New HKMA chief must maintain steady course
A change of regime often raises concerns and anxieties. As the new chief of the Hong Kong Monetary Authority, few doubt that Norman Chan Tak-lam knows his job. He had worked for years as a deputy to outgoing chief executive Joseph Yam Chi-kwong. But the shoes of his formidable predecessor are big ones to fill.
Mr Yam's chief legacy will be his commitment to the currency peg and the independence of the HKMA from government interference. Mr Chan will do well to uphold and defend both. Recent financial scandals have, however, blemished Mr Yam's otherwise stellar record. The controversy over minibonds and Octave Notes has exposed cracks in our regulatory system. The authority is partly to blame for the lax supervision of the banks that sold those products. Therefore, regulatory reform must be on top of Mr Chan's agenda.
The leadership transition takes place at a time when the economy is still reeling from the global financial crisis; and Mr Chan comes to the job with some disadvantages. To start with, the manner in which he was chosen has raised eyebrows. As a former election campaign manager for Chief Executive Donald Tsang Yam-kuen and currently his office director, Mr Chan is generally considered a close government ally. Before naming him to the post, the government conducted a headhunt, a process Financial Secretary John Tsang Chun-wah defended yesterday as fair but which many critics regard as a charade. To placate the doubters, Mr Chan has accepted lower pay than Mr Yam and limited his term to five years. These were sensible steps to take, although his pay of up to HK$7.5 million a year will still make him better paid than any central banker in the world.
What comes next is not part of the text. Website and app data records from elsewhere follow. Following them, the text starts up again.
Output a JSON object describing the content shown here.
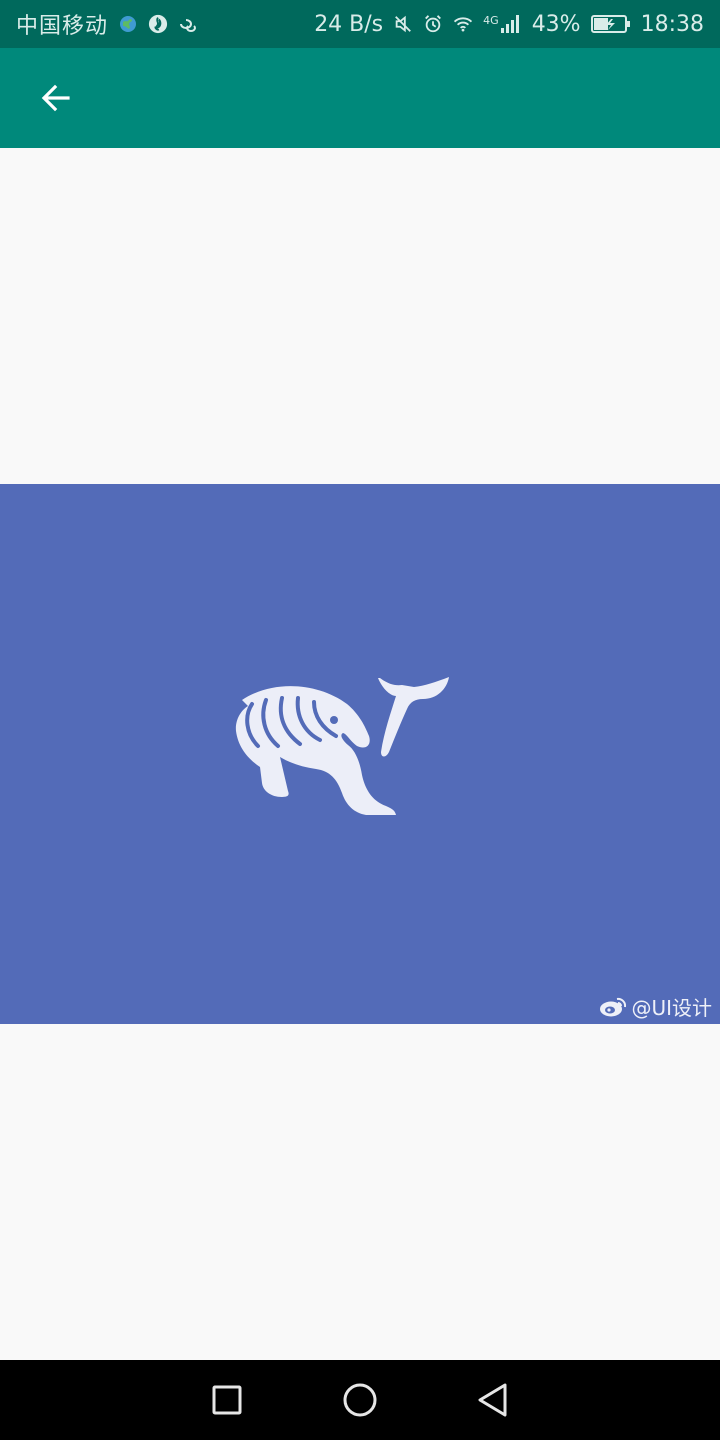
{
  "status_bar": {
    "carrier": "中国移动",
    "net_speed": "24 B/s",
    "network_type": "4G",
    "battery": "43%",
    "time": "18:38"
  },
  "watermark": {
    "text": "@UI设计"
  },
  "colors": {
    "status_bar": "#00695c",
    "app_bar": "#00897b",
    "image_background": "#536bb8",
    "page_background": "#f9f9f9",
    "nav_bar": "#000000"
  },
  "icons": {
    "back": "arrow-left-icon",
    "overview": "square-icon",
    "home": "circle-icon",
    "nav_back": "triangle-back-icon"
  }
}
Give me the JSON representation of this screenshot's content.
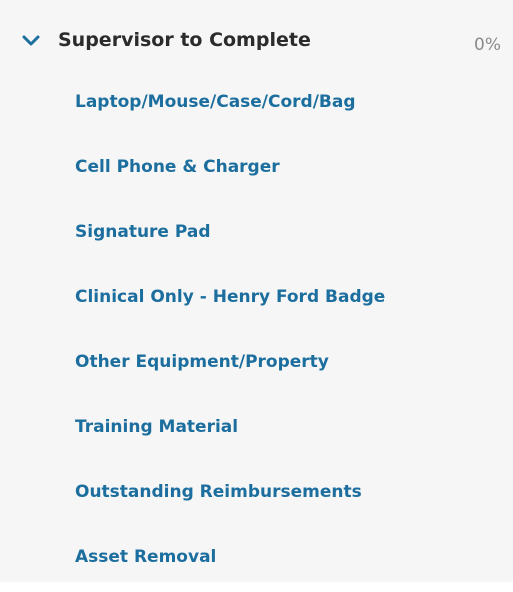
{
  "section": {
    "title": "Supervisor to Complete",
    "progress": "0%",
    "expanded": true,
    "toggle_icon": "chevron-down-icon",
    "colors": {
      "title": "#2b2b2b",
      "link": "#1c6e9e",
      "chevron": "#1c6e9e",
      "progress": "#8a8a8a",
      "background": "#f6f6f6"
    },
    "items": [
      {
        "label": "Laptop/Mouse/Case/Cord/Bag"
      },
      {
        "label": "Cell Phone & Charger"
      },
      {
        "label": "Signature Pad"
      },
      {
        "label": "Clinical Only - Henry Ford Badge"
      },
      {
        "label": "Other Equipment/Property"
      },
      {
        "label": "Training Material"
      },
      {
        "label": "Outstanding Reimbursements"
      },
      {
        "label": "Asset Removal"
      }
    ]
  }
}
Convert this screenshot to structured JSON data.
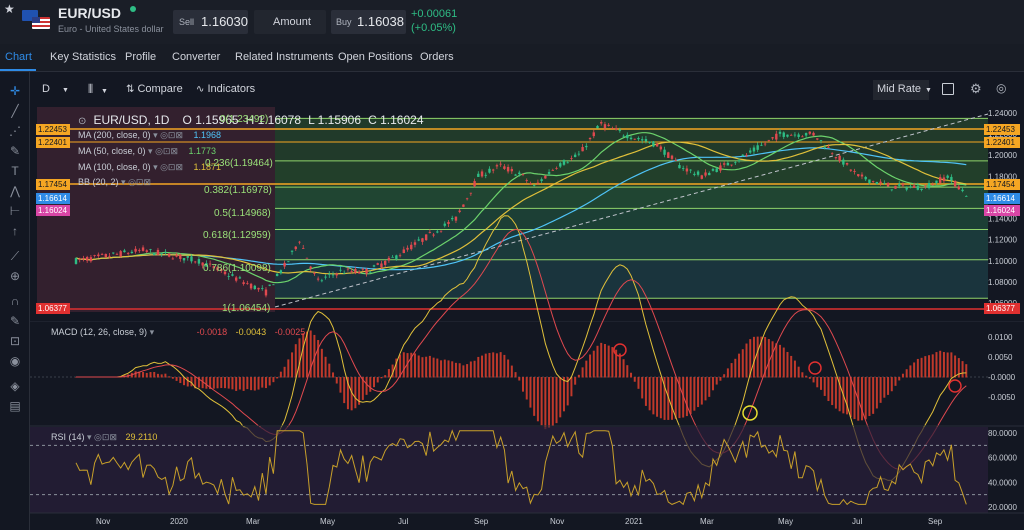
{
  "header": {
    "symbol": "EUR/USD",
    "name": "Euro - United States dollar",
    "sell_label": "Sell",
    "sell_price": "1.16030",
    "amount_label": "Amount",
    "buy_label": "Buy",
    "buy_price": "1.16038",
    "change": "+0.00061",
    "change_pct": "(+0.05%)"
  },
  "tabs": [
    "Chart",
    "Key Statistics",
    "Profile",
    "Converter",
    "Related Instruments",
    "Open Positions",
    "Orders"
  ],
  "toolbar": {
    "interval": "D",
    "compare": "Compare",
    "indicators": "Indicators",
    "rate": "Mid Rate"
  },
  "legend": {
    "symbol": "EUR/USD, 1D",
    "open": "O 1.15965",
    "high": "H 1.16078",
    "low": "L 1.15906",
    "close": "C 1.16024",
    "ma200": "MA (200, close, 0)",
    "ma200_val": "1.1968",
    "ma50": "MA (50, close, 0)",
    "ma50_val": "1.1773",
    "ma100": "MA (100, close, 0)",
    "ma100_val": "1.1871",
    "bb": "BB (20, 2)"
  },
  "fib_labels": [
    "0(1.23492)",
    "0.236(1.19464)",
    "0.382(1.16978)",
    "0.5(1.14968)",
    "0.618(1.12959)",
    "0.786(1.10098)",
    "1(1.06454)"
  ],
  "price_axis": [
    "1.24000",
    "1.22000",
    "1.20000",
    "1.18000",
    "1.16000",
    "1.14000",
    "1.12000",
    "1.10000",
    "1.08000",
    "1.06000"
  ],
  "price_tags": {
    "left": [
      "1.22453",
      "1.22401",
      "1.17454",
      "1.16614",
      "1.16024",
      "1.06377"
    ],
    "right": [
      "1.22453",
      "1.22401",
      "1.17454",
      "1.16614",
      "1.16024",
      "1.06377"
    ]
  },
  "macd": {
    "label": "MACD (12, 26, close, 9)",
    "v1": "-0.0018",
    "v2": "-0.0043",
    "v3": "-0.0025",
    "axis": [
      "0.0100",
      "0.0050",
      "-0.0000",
      "-0.0050"
    ]
  },
  "rsi": {
    "label": "RSI (14)",
    "value": "29.2110",
    "axis": [
      "80.0000",
      "60.0000",
      "40.0000",
      "20.0000"
    ]
  },
  "time_axis": [
    "Nov",
    "2020",
    "Mar",
    "May",
    "Jul",
    "Sep",
    "Nov",
    "2021",
    "Mar",
    "May",
    "Jul",
    "Sep"
  ],
  "colors": {
    "up": "#2ebd85",
    "down": "#e0494f",
    "accent": "#2f8be6",
    "fib_band": "#2a8a3e",
    "macd_line": "#e0c03a",
    "rsi_line": "#c8a02a"
  }
}
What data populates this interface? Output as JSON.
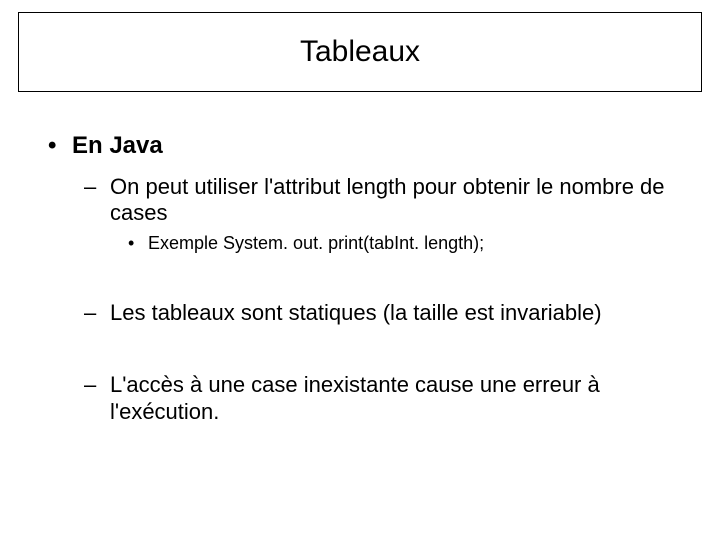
{
  "title": "Tableaux",
  "lvl1": {
    "bullet": "•",
    "text": "En Java"
  },
  "items": [
    {
      "dash": "–",
      "text": "On peut utiliser l'attribut length pour obtenir le nombre de cases"
    },
    {
      "dash": "–",
      "text": "Les tableaux sont statiques (la taille est invariable)"
    },
    {
      "dash": "–",
      "text": "L'accès à une case inexistante cause une erreur à l'exécution."
    }
  ],
  "subitem": {
    "dot": "•",
    "text": "Exemple System. out. print(tabInt. length);"
  }
}
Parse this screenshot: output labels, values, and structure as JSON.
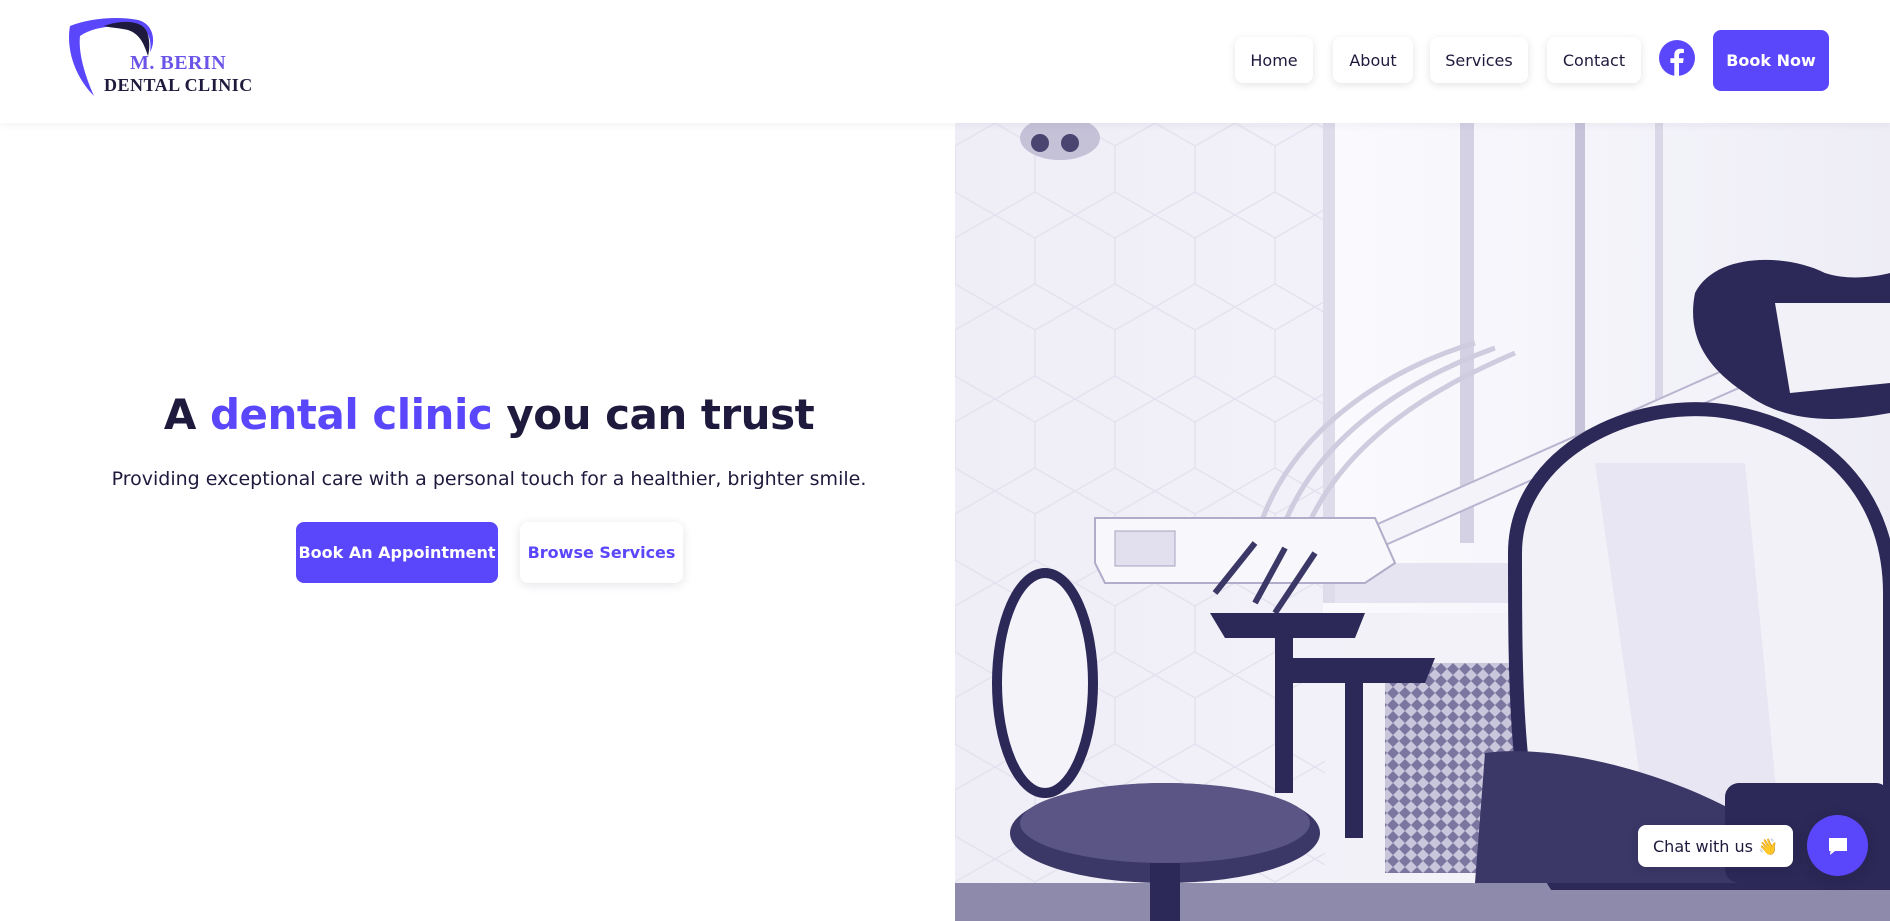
{
  "brand": {
    "name_line1": "M. BERIN",
    "name_line2": "DENTAL CLINIC",
    "primary_color": "#5b47fb",
    "text_color": "#1e1a3d"
  },
  "nav": {
    "items": [
      {
        "label": "Home"
      },
      {
        "label": "About"
      },
      {
        "label": "Services"
      },
      {
        "label": "Contact"
      }
    ],
    "social_icon": "facebook-icon",
    "cta_label": "Book Now"
  },
  "hero": {
    "title_before": "A",
    "title_accent": "dental clinic",
    "title_after": "you can trust",
    "subtitle": "Providing exceptional care with a personal touch for a healthier, brighter smile.",
    "primary_button": "Book An Appointment",
    "secondary_button": "Browse Services",
    "image_subject": "dental chair in clinic room"
  },
  "chat": {
    "label": "Chat with us",
    "emoji": "👋",
    "icon": "chat-bubble-icon"
  }
}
In a sense, the authority's independence is not as important here as in other parts of the world because the Hong Kong dollar's peg to the greenback means it has in effect outsourced monetary policy to the US Federal Reserve. But the authority's exchange fund - used to defend the peg - has assets in excess of HK$1 trillion. As a public fund manager, Mr Chan's priority must be the fund's long-term health. The government should not dip into the fund for political purposes: something it has shown a willingness to do. This year, apparently at Beijing's request, it had no qualms in asking the HKMA to commit HK$33 billion to a regional financial-stabilisation fund under the Association of Southeast Asian Nations. The government may well consider part of the exchange fund - especially the fiscal reserves - as its own. If so, it should put the reserves back on its own balance sheet so they would be subject to proper legislative scrutiny. At the very least, Mr Chan should clarify the reserves' status.
Time and again, doubts have been raised about the peg's future. Beijing's public challenge to the reserve currency status of the US dollar may reopen this debate. It is promoting the use of the yuan as a regional trading currency and has raised the possibility of making it a reserve currency in future. But that prospect is a long way off and will not change while the yuan remains a controlled currency. In the meantime, Mr Chan's job will be to maintain confidence in the peg.